EXERCISE
All lines in the records that carry the string "heading" are to be shown.

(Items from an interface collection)
###
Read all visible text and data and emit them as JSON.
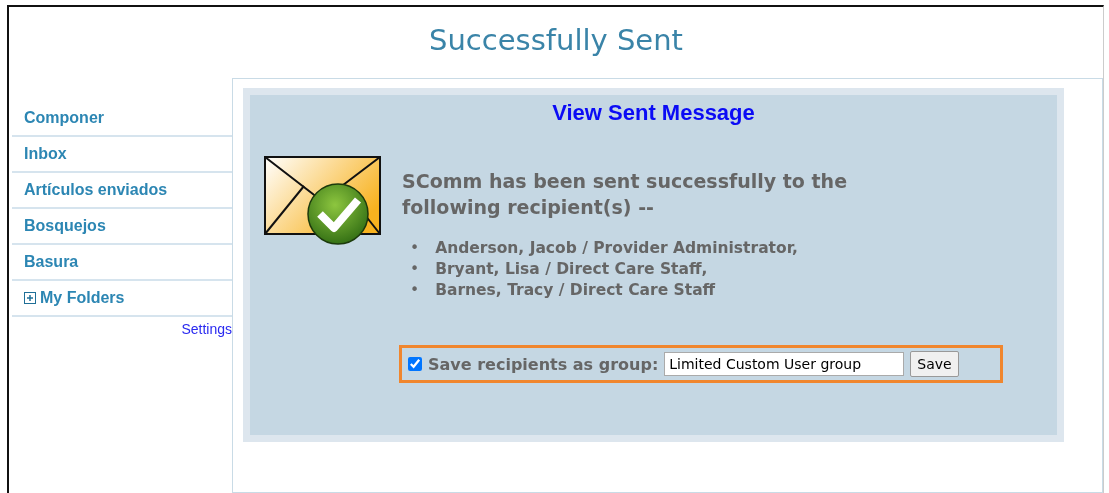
{
  "page_title": "Successfully Sent",
  "sidebar": {
    "items": [
      {
        "kind": "link",
        "label": "Componer"
      },
      {
        "kind": "link",
        "label": "Inbox"
      },
      {
        "kind": "link",
        "label": "Artículos enviados"
      },
      {
        "kind": "link",
        "label": "Bosquejos"
      },
      {
        "kind": "link",
        "label": "Basura"
      },
      {
        "kind": "folder",
        "label": "My Folders",
        "expanded": false
      }
    ],
    "settings_link": "Settings"
  },
  "panel": {
    "title": "View Sent Message",
    "message": "SComm has been sent successfully to the following recipient(s) --",
    "recipients": [
      {
        "bullet": "•",
        "text": "Anderson, Jacob / Provider Administrator,"
      },
      {
        "bullet": "•",
        "text": "Bryant, Lisa / Direct Care Staff,"
      },
      {
        "bullet": "•",
        "text": "Barnes, Tracy / Direct Care Staff"
      }
    ],
    "save_group": {
      "checked": true,
      "label": "Save recipients as group:",
      "value": "Limited Custom User group",
      "button": "Save"
    }
  }
}
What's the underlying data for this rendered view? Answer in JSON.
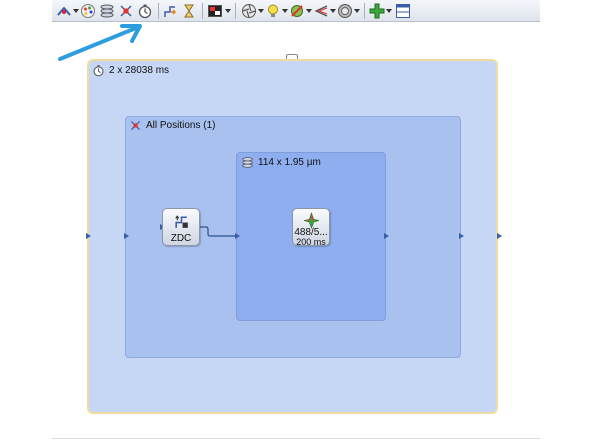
{
  "toolbar": {
    "icons": [
      "acquisition-mode-icon",
      "color-palette-icon",
      "z-stack-icon",
      "multi-position-icon",
      "time-lapse-icon",
      "autofocus-icon",
      "wait-icon",
      "channel-icon",
      "shutter-icon",
      "light-source-icon",
      "filter-icon",
      "laser-icon",
      "phase-icon",
      "add-icon",
      "layout-icon"
    ]
  },
  "experiment": {
    "time_block_label": "2 x 28038 ms",
    "position_block_label": "All Positions (1)",
    "zstack_block_label": "114 x 1.95 µm",
    "zdc_node_label": "ZDC",
    "channel_node_line1": "488/5...",
    "channel_node_line2": "200 ms"
  },
  "colors": {
    "annotation_arrow": "#2d9de0",
    "outer_block": "#c6d7f6",
    "outer_border": "#f1dca0",
    "position_block": "#a9c1ef",
    "zstack_block": "#8eaef0"
  }
}
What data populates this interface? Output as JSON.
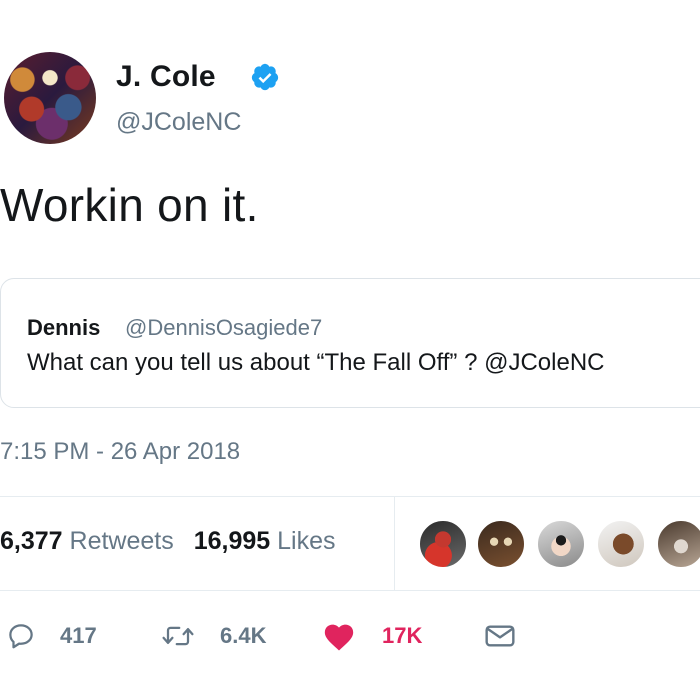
{
  "author": {
    "name": "J. Cole",
    "handle": "@JColeNC",
    "verified": true,
    "avatar_icon": "album-art-avatar"
  },
  "tweet": {
    "text": "Workin on it.",
    "timestamp": "7:15 PM - 26 Apr 2018"
  },
  "quoted_tweet": {
    "name": "Dennis",
    "handle": "@DennisOsagiede7",
    "text": "What can you tell us about “The Fall Off” ? @JColeNC"
  },
  "stats": {
    "retweets_count": "6,377",
    "retweets_label": "Retweets",
    "likes_count": "16,995",
    "likes_label": "Likes"
  },
  "likers": [
    "liker-avatar-1",
    "liker-avatar-2",
    "liker-avatar-3",
    "liker-avatar-4",
    "liker-avatar-5"
  ],
  "actions": {
    "reply_count": "417",
    "retweet_count": "6.4K",
    "like_count": "17K"
  },
  "colors": {
    "text_primary": "#14171a",
    "text_secondary": "#657786",
    "verified_blue": "#1da1f2",
    "like_red": "#e0245e",
    "divider": "#e6ecf0"
  }
}
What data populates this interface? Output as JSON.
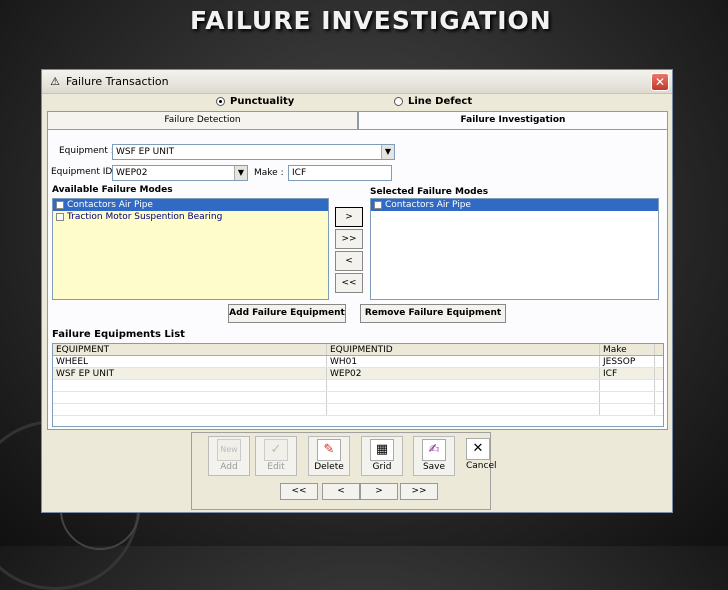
{
  "slide": {
    "title": "Failure Investigation"
  },
  "window": {
    "title": "Failure Transaction",
    "close_symbol": "✕"
  },
  "mode": {
    "option_punctuality": "Punctuality",
    "option_line_defect": "Line Defect",
    "selected": "Punctuality"
  },
  "tabs": [
    {
      "label": "Failure Detection",
      "active": false
    },
    {
      "label": "Failure Investigation",
      "active": true
    }
  ],
  "form": {
    "equipment_label": "Equipment :",
    "equipment_value": "WSF EP UNIT",
    "equipment_id_label": "Equipment ID :",
    "equipment_id_value": "WEP02",
    "make_label": "Make :",
    "make_value": "ICF"
  },
  "available": {
    "heading": "Available Failure Modes",
    "items": [
      {
        "label": "Contactors Air Pipe",
        "selected": true
      },
      {
        "label": "Traction Motor Suspention Bearing",
        "selected": false
      }
    ]
  },
  "selected_modes": {
    "heading": "Selected Failure Modes",
    "items": [
      {
        "label": "Contactors Air Pipe",
        "selected": true
      }
    ]
  },
  "move_buttons": {
    "add_one": ">",
    "add_all": ">>",
    "remove_one": "<",
    "remove_all": "<<"
  },
  "actions": {
    "add_failure_equipment": "Add Failure Equipment",
    "remove_failure_equipment": "Remove Failure Equipment"
  },
  "equipment_list": {
    "heading": "Failure Equipments List",
    "columns": [
      "EQUIPMENT",
      "EQUIPMENTID",
      "Make"
    ],
    "rows": [
      [
        "WHEEL",
        "WH01",
        "JESSOP"
      ],
      [
        "WSF EP UNIT",
        "WEP02",
        "ICF"
      ]
    ]
  },
  "toolbar": {
    "buttons": [
      {
        "label": "Add",
        "icon": "new-icon",
        "glyph": "New",
        "enabled": false
      },
      {
        "label": "Edit",
        "icon": "check-icon",
        "glyph": "✓",
        "enabled": false
      },
      {
        "label": "Delete",
        "icon": "eraser-icon",
        "glyph": "✎",
        "enabled": true
      },
      {
        "label": "Grid",
        "icon": "grid-icon",
        "glyph": "▦",
        "enabled": true
      },
      {
        "label": "Save",
        "icon": "save-icon",
        "glyph": "✍",
        "enabled": true
      },
      {
        "label": "Cancel",
        "icon": "cancel-icon",
        "glyph": "✕",
        "enabled": true
      }
    ],
    "nav": {
      "first": "<<",
      "prev": "<",
      "next": ">",
      "last": ">>"
    }
  }
}
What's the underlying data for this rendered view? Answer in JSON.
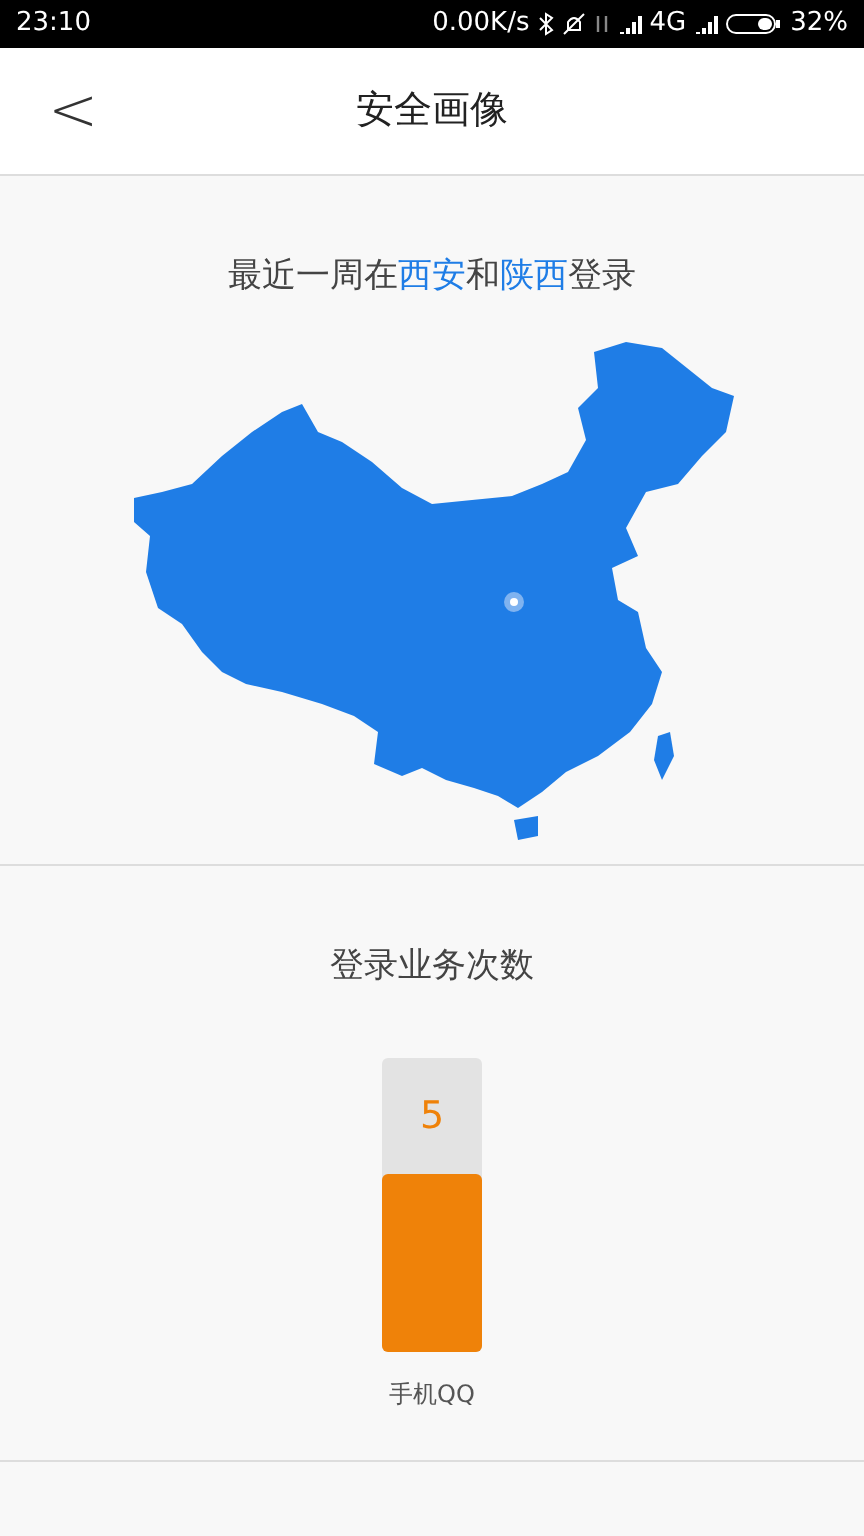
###
EXERCISE ANSWER
    "heading": "Available Failure Modes",
    "heading": "Selected Failure Modes",
    "heading": "Failure Equipments List",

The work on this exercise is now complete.